"We hope that having this layer of protein on the textile would enhance the removal of virus in the droplets or aerosols coming from people talking, inhaling or coughing."
The federally funded study is the latest do-it-yourself concept explored at the U, where an anesthesiologist last year made a makeshift ventilator out of a toolbox and $150 in parts, and an apparel designer this year created a mask design out of vehicle filters that could be assembled in the event of a supply shortage.
U engineers also worked with the Minnesota Orchestra on ways to protect musicians from infection during performances and simulated how viral buildup can occur based on airflow patterns in elevators, stores and classrooms.
Mask-wearing has been one of the touchiest and most politically divisive strategies in the COVID-19 pandemic, with debates over school mask-wearing requirements provoking arguments and confrontations at local government and school board meetings.
Mask-wearing rates fall along political lines but have plummeted overall in Minnesota following the end of an indoor mask mandate in May. More than 90% of Minnesotans wore masks in public most or all the time in February, but that rate dropped below 20% in July before rebounding above 45% this month, according to survey data published by Carnegie Mellon University's COVIDcast website.
While some studies have questioned whether masks have reduced viral transmission in the pandemic, federal and state health officials encourage their use in counties with high transmission levels and K-12 schools.
A recent U and Mayo Clinic study used two particle-emitting mannequins to find that masks worked best as source control — preventing wearers from spreading viral particles to others — but that risks were lowest when both parties were wearing them.
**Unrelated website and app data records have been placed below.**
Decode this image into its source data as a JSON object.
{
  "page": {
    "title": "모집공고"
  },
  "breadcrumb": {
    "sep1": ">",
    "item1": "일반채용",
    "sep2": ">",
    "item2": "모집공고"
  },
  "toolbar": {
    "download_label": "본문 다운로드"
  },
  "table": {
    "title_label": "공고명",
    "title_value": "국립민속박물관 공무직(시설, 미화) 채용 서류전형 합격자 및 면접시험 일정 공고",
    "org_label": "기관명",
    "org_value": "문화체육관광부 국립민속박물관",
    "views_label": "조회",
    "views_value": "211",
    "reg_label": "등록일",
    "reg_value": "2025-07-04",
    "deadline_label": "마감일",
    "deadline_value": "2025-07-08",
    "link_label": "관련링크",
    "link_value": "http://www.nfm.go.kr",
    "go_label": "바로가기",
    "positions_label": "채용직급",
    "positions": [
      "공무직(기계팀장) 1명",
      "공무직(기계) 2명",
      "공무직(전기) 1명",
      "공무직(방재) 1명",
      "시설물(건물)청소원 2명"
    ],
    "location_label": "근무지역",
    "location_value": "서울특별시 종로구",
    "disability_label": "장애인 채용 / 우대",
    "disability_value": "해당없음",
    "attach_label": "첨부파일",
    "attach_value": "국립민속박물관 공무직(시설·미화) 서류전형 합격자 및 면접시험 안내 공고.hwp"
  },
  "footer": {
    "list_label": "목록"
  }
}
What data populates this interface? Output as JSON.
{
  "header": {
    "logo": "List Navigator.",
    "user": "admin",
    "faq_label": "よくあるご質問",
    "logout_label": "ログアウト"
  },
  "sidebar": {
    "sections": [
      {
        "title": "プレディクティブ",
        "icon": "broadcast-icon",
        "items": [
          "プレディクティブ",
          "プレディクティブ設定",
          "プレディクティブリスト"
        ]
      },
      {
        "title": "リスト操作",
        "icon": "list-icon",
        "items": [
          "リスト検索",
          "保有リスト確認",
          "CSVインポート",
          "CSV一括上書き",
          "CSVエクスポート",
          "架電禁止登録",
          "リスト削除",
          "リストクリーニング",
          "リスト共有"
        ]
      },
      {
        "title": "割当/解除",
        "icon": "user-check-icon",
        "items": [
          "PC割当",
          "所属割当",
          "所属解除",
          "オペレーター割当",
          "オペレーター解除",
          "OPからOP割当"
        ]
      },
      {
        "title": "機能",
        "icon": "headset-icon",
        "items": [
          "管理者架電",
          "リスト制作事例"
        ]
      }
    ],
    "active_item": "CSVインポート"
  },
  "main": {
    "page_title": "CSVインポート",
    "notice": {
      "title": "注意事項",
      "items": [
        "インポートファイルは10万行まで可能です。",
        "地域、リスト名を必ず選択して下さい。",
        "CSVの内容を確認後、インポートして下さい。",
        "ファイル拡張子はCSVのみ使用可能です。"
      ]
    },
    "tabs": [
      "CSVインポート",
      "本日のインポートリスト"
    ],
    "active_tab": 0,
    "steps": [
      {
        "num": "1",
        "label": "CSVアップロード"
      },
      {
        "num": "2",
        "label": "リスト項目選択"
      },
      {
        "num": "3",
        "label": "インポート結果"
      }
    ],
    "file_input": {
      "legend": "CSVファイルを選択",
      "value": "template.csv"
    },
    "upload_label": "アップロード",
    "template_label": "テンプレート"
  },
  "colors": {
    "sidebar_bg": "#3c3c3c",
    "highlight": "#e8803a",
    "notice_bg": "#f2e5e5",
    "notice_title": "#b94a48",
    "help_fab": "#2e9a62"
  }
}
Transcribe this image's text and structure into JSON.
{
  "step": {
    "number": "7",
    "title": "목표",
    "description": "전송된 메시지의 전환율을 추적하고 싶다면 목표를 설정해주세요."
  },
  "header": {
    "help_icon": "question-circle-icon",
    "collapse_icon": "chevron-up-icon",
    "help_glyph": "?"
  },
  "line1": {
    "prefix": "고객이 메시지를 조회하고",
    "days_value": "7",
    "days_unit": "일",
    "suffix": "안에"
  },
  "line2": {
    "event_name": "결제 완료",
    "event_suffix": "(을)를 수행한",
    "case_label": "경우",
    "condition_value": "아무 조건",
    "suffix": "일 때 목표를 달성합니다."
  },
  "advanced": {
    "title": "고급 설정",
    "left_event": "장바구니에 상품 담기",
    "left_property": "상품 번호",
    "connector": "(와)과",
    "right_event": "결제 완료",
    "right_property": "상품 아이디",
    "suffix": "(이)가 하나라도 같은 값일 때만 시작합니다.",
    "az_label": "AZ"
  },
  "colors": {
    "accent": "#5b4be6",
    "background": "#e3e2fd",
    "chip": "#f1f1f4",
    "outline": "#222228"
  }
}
Two studies published last week by the Centers for Disease Control and Prevention also showed that the odds of school outbreaks were higher in schools with no mask requirements. However, those studies might not have proved cause and effect, because it's possible that schools with mask mandates take COVID-19 risks more seriously and have other methods of infection control in place, said Michael Osterholm, director of the U's Center for Infectious Disease Research and Policy.
"So often, masks are markers for all of the other things that are going on," he said.
Proper fit also has been a concern with even the most effective masks, which need to fit snugly over the nose and below the chin to reduce viral transmission. Xiong said solutions to all those problems are needed but could only be aided by an easy way to make masks work better.
"We all hope that this COVID will be gone," she said, "but I think the bigger reality probably ... is that this will be more like a really bad flu and there will be more outbreaks where people still need to wear masks."
Xiong has studied the tree extract protein for five years, discovering its antiviral qualities and testing how it removes bacterial and viral particles from water.
Challenges ahead include finding simple ways to charge masks before the coating is applied so the proteins bind to the fibers in a way that can capture viral particles.
Breathability will be studied as well, but Xiong said the proteins from the coating are tiny and shouldn't clog the pores in the masks that allow air intake.
Jeremy Olson • 612-673-7744